It would be remiss to lament the debilitating heat of Western Sydney summers without attributing the searing heat to the colonisation of the landscape. Signs of colonial terraforming can be seen everywhere, if you care to look. Consider the mundanity of the monoculture lawn, imported by colonisers as a symbol of wealth and superiority, carving out pockets of curated nature that are ill-fitting of native ecosystems. Consider the lonely ibis that digs through bins, dispossessed of its natural wetlands.
Colonial ignorance and hubris are to blame for the climate crisis that we are faced with today; colonisers who thought they knew best when they brought invasive flora and fauna and sought to wipe out complex systems of knowledge and agricultural wisdom that had seen the land thrive for millennia under the custodianship of Aboriginal peoples.
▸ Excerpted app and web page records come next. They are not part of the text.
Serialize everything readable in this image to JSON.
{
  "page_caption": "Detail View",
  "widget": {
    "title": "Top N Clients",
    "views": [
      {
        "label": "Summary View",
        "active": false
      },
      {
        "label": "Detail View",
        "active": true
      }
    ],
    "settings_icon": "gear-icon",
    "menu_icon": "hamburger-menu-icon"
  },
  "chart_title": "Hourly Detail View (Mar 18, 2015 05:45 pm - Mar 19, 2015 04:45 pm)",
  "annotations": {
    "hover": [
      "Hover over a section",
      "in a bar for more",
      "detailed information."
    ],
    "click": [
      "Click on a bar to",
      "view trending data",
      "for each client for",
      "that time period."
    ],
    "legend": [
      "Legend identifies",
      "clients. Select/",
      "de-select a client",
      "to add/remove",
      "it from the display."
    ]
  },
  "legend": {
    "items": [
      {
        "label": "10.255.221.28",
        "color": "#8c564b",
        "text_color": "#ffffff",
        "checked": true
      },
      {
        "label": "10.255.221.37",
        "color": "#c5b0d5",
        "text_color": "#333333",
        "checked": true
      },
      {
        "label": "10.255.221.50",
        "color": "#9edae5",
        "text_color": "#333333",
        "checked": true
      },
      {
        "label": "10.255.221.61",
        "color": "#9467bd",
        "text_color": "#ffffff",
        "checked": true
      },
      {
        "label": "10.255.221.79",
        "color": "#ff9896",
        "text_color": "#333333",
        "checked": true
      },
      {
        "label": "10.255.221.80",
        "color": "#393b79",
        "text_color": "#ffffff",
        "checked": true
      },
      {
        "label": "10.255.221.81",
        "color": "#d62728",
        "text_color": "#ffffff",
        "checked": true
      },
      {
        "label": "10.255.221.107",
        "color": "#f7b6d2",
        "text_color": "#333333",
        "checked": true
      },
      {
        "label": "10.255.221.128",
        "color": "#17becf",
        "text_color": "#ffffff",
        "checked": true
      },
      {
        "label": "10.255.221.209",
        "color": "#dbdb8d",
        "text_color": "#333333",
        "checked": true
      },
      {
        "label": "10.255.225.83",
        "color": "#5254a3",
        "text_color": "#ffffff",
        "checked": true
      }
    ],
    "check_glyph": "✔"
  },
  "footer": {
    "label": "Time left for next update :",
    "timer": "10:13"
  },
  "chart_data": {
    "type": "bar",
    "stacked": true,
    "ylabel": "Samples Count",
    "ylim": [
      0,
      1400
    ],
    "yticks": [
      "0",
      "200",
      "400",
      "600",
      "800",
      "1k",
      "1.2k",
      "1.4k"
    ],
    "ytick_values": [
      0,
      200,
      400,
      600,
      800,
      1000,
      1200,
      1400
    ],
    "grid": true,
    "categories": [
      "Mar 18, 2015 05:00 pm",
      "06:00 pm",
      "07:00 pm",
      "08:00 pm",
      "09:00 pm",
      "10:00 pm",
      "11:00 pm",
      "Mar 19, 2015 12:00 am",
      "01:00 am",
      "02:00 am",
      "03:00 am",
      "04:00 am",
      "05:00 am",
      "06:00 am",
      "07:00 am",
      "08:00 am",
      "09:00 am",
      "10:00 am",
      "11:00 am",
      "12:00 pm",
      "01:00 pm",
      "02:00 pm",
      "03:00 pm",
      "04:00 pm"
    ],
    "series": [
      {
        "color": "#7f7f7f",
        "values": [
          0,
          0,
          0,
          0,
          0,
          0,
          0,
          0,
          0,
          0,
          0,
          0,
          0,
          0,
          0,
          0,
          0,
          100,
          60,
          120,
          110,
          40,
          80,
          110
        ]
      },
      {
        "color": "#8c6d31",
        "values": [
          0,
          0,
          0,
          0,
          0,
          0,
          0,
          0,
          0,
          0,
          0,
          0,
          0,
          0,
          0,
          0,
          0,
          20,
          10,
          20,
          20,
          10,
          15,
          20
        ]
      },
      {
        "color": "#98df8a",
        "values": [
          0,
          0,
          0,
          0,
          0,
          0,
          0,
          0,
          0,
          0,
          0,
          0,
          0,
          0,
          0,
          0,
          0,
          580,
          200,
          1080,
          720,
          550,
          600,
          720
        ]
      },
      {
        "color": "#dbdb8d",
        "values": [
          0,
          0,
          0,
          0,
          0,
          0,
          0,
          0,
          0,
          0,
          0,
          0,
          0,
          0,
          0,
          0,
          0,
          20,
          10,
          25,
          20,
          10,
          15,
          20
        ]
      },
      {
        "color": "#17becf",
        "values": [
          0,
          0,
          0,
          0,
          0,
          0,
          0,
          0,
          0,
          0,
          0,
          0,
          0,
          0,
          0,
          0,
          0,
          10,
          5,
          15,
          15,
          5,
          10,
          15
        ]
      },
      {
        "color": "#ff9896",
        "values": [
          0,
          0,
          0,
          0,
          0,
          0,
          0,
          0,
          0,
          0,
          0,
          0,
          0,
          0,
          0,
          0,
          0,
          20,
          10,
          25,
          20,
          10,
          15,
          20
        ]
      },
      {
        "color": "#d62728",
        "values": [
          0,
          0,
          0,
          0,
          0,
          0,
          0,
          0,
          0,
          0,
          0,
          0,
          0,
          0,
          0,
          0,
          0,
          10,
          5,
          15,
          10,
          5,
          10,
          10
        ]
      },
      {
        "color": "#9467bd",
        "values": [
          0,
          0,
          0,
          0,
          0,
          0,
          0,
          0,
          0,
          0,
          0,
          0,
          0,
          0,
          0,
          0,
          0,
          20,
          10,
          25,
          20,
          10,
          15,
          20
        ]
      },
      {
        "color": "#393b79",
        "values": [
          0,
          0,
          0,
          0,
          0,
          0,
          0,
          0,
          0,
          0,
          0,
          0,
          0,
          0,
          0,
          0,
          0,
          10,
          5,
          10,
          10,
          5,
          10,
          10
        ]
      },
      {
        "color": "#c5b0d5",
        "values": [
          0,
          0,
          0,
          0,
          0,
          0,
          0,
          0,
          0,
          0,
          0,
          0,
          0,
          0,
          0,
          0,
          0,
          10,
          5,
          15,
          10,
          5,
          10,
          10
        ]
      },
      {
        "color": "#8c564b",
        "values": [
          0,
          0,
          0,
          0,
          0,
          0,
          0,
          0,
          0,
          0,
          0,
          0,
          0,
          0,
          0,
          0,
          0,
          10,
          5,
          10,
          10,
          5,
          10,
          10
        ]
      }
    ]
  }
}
Two centuries after invasion, decolonisation is our only hope. First Nations leadership is critical if we are to have any hope of saving our planet.
Even today, I cannot find the words to express how terrified I am of what another decade of catastrophic climate policy could mean for Western Sydney. The sheer scale of the urban heat threat is unlike anything we have ever seen before. Despite the growing problem of urban heat management, a symptom of government negligence and global inaction against the climate crisis, the NSW State Government is aiming to move another million residents to Western Sydney in the next 20 years. But what kind of future will be lying in wait?
Western Sydney is my home. It is the beating heart of two and a half million working-class people, immigrants and First Nations people, and we will not let it go gently into the night.